To be fair, the FBI Crime Report statistics quoted by the Washington-based think tank, Institute for Justice do show law enforcement beating burglars the old fashioned way. Revenues from burglary, flat for years, actually started to go down around four years ago, but around the same time, something else happened. The amount of money seized by police under a controversial process called civil forfeiture, often from citizens who were not convicted of, or even charged with a crime passed the money gained from all the burglaries in America. These days, somewhere over five dollars is snatched by police under civil forfeiture for every four dollars taken by burglars.
Again, some of this is a product of good interventions by law enforcement, holding down citizens’ losses from burglary, but the real driver in this statistical switch has been the rapid growth of civil forfeiture seizures of cash and property.
“In 2014” alone, our guest today, reporter Christopher Ingraham wrote recently in the Washington Post, “federal authorities seized more than $5 billion in assets.”
But wait, you say, in 2015, didn’t the Obama Administration say it was cutting back on civil forfeitures? Yes, you are correct, after Chris Ingraham’s Washington Post colleague Robert O’Harrow published a searing series of investigative reports on how mostly poor, often minority citizens were stripped of money, cars, even in some cases, their homes through civil forfeiture, Obama’s then Attorney General Eric Holder announced that he was putting sharp restraints of some legal sub-paragraphs that let local cops claim up to 80 percent of the value of assets seized from people never charged with a crime. But it turned out, there was much less to his announcement than he implied.
Last month, Holder’s successor Loretta Lynch took all the restraints off and revealed that the Justice Dept. never wanted to rein in civil forfeiture, but had been denied funds for the program by Congress and needed a year to replenish the pot so it could start once again shoveling cash to state and local police departments.
In the words of Scott Bullock, president of the Institute for Justice, and a leading forfeiture antagonist, “This really was about funding, not a genuine concern about the abuses rampant in the … system.”
More outright deception from an Administration that had promised at its onset to be the most transparent in American History.

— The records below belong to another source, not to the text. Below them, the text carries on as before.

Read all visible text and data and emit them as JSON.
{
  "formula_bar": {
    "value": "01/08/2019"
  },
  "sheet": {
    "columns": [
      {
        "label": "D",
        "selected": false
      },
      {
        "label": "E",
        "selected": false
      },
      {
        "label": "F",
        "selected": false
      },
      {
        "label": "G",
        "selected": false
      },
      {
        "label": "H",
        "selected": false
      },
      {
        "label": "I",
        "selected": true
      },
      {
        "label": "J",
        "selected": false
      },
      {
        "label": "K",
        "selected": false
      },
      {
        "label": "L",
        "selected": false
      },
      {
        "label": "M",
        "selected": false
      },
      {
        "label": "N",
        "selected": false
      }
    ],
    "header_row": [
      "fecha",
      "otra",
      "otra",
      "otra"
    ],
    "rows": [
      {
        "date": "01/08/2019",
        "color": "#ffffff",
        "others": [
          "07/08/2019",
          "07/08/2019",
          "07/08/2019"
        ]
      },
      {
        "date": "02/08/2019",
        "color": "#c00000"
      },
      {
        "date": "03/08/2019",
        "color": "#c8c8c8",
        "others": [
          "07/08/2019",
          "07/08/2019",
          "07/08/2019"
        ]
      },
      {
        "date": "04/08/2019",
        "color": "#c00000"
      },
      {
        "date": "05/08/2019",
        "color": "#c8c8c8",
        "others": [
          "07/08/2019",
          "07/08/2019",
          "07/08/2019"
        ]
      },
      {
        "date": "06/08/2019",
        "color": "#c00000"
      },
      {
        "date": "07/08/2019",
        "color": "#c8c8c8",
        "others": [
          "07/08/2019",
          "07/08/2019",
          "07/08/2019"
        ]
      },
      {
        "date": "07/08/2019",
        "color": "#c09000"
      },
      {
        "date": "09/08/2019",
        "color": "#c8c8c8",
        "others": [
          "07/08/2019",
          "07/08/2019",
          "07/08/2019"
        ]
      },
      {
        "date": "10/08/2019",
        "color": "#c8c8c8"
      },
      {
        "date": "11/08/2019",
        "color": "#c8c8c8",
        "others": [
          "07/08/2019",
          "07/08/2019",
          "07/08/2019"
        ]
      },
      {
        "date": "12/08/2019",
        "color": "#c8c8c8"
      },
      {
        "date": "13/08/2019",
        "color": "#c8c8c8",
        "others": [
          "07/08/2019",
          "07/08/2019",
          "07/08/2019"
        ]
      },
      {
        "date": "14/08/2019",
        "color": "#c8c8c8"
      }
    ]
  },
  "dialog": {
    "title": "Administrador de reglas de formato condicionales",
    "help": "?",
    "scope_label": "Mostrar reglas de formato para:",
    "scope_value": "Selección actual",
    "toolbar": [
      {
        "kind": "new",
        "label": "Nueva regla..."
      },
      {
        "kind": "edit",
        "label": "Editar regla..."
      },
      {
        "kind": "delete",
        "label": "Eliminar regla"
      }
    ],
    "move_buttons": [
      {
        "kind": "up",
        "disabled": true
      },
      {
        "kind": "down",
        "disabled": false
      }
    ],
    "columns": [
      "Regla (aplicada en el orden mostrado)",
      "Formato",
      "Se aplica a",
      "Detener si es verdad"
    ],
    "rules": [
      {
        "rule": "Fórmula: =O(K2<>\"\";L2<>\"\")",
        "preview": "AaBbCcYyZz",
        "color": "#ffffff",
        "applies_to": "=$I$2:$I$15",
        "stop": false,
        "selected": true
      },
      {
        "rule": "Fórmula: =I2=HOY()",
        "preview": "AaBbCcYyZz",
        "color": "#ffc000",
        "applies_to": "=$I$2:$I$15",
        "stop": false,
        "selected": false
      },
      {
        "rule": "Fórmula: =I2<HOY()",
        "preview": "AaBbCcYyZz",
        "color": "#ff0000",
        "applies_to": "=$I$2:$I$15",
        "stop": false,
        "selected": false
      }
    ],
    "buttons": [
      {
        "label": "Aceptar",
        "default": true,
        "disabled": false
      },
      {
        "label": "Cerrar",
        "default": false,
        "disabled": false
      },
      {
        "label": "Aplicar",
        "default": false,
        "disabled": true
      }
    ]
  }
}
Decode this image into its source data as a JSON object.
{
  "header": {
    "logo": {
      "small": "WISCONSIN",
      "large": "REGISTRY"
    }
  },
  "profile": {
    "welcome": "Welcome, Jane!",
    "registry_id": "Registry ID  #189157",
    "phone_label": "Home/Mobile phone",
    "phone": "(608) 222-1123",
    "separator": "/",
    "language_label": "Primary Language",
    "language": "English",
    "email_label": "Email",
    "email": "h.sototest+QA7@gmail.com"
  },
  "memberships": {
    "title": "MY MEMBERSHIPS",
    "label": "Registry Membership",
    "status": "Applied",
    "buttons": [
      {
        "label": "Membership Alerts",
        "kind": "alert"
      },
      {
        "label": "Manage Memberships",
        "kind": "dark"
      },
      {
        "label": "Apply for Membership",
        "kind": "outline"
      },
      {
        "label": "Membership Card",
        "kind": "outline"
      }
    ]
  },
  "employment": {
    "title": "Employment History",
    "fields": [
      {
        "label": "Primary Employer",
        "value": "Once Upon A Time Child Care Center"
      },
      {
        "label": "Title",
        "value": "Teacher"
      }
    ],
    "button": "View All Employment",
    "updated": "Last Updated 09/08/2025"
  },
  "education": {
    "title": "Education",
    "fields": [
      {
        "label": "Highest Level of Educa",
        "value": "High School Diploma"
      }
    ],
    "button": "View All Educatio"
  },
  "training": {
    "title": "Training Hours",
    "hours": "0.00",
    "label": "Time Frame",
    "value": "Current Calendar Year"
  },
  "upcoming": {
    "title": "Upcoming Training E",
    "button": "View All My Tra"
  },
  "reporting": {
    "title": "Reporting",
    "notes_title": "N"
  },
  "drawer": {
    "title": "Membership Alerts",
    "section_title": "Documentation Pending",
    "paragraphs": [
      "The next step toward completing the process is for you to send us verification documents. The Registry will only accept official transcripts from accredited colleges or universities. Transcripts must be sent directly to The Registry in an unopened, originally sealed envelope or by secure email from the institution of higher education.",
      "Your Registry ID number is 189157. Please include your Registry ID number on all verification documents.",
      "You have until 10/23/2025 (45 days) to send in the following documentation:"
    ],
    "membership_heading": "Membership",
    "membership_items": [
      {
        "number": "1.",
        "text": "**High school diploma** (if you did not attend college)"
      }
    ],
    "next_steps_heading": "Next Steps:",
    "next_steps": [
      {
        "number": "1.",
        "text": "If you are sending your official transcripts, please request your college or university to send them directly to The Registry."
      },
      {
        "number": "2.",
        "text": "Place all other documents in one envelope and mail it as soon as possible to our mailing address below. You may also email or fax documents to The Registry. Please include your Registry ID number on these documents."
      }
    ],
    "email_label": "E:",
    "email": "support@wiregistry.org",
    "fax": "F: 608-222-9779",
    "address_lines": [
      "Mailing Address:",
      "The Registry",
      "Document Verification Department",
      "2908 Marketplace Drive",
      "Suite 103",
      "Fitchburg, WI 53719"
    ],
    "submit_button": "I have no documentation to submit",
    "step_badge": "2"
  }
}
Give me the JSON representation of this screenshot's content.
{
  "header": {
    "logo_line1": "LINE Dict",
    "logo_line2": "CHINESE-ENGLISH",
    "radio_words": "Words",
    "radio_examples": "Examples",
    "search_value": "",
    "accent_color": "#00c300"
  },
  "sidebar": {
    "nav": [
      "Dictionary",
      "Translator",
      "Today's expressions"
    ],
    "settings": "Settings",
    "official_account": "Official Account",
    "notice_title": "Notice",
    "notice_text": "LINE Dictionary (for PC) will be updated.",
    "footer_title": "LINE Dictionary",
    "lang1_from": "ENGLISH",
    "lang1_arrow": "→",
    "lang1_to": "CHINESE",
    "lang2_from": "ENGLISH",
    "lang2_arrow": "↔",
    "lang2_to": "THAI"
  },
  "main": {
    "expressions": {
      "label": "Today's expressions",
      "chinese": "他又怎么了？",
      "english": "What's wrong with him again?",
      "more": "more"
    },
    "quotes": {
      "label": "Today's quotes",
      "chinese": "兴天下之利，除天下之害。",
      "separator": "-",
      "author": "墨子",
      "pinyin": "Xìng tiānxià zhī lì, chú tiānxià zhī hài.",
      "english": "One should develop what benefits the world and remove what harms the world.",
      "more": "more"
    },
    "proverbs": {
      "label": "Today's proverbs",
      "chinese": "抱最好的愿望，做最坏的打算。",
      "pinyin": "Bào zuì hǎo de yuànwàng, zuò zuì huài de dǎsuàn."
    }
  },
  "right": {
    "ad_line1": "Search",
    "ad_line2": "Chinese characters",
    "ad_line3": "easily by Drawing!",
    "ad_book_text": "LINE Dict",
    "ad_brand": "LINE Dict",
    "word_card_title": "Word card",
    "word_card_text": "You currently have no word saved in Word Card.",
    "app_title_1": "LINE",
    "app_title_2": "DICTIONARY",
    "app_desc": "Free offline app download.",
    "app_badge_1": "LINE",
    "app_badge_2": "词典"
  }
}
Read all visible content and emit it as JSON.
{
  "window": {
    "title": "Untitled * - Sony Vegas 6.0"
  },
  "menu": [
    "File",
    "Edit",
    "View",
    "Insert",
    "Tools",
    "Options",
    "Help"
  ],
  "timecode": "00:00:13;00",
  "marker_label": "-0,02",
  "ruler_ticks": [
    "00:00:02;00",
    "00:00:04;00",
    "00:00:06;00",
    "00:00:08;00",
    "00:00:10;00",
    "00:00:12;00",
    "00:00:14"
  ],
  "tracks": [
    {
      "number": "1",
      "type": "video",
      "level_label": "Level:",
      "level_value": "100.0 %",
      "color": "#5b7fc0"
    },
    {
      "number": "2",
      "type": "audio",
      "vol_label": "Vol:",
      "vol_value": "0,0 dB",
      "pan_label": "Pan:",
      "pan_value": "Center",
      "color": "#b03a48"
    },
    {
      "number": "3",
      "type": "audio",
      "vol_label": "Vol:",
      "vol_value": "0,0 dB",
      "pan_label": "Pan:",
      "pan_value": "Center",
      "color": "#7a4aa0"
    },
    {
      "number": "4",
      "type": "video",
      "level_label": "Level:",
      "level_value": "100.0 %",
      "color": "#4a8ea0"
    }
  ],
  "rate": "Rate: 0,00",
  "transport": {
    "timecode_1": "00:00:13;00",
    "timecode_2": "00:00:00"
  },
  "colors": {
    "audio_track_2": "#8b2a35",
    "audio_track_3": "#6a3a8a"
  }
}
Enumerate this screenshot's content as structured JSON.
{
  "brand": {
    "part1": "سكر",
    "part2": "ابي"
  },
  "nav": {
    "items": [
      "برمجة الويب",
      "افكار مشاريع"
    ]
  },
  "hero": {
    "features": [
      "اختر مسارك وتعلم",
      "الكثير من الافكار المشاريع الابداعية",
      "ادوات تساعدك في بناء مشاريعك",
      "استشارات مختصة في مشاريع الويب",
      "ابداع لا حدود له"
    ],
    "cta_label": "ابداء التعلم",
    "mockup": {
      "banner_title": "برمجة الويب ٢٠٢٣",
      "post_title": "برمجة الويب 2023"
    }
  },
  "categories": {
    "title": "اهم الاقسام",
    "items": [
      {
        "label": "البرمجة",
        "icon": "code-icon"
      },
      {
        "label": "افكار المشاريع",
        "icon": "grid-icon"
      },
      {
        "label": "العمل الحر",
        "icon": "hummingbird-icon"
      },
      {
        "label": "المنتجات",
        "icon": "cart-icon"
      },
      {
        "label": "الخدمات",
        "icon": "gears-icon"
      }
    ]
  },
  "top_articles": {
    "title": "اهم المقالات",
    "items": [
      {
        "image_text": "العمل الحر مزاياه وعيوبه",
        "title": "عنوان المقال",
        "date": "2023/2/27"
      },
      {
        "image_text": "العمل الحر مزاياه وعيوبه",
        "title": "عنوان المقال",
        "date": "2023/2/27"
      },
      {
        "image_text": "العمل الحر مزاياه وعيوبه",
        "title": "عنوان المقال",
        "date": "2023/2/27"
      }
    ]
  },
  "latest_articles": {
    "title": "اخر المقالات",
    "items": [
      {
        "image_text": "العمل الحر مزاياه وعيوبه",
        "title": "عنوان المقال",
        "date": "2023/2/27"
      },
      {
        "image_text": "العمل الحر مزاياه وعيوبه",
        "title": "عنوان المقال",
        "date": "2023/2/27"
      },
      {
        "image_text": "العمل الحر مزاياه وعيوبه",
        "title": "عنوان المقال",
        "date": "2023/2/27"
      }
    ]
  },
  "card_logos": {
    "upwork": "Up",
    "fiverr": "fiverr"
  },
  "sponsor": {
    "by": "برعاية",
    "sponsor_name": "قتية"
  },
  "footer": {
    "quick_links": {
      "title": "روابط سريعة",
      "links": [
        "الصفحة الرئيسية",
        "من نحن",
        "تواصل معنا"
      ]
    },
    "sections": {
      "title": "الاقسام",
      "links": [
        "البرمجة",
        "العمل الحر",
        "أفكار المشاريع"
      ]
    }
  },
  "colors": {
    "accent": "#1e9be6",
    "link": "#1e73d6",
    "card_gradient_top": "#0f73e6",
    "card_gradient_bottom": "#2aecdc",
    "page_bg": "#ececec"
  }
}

Listeners may be interested in our previous show on civil forfeiture, done just after it looked like the Obama Administration was going to end the program. Our guest, Brad Cates, had been a designer of and advocate for civil forfeiture when he was part of Ed Meese’s Justice Department under President Ronald Reagan. Cates has changed his mind and is among the leading advocates to stop civil forfeiture once and for all. His arguments were important in getting the State Legislature of New Mexico to end most forms of civil forfeiture in the Land of Enchantment.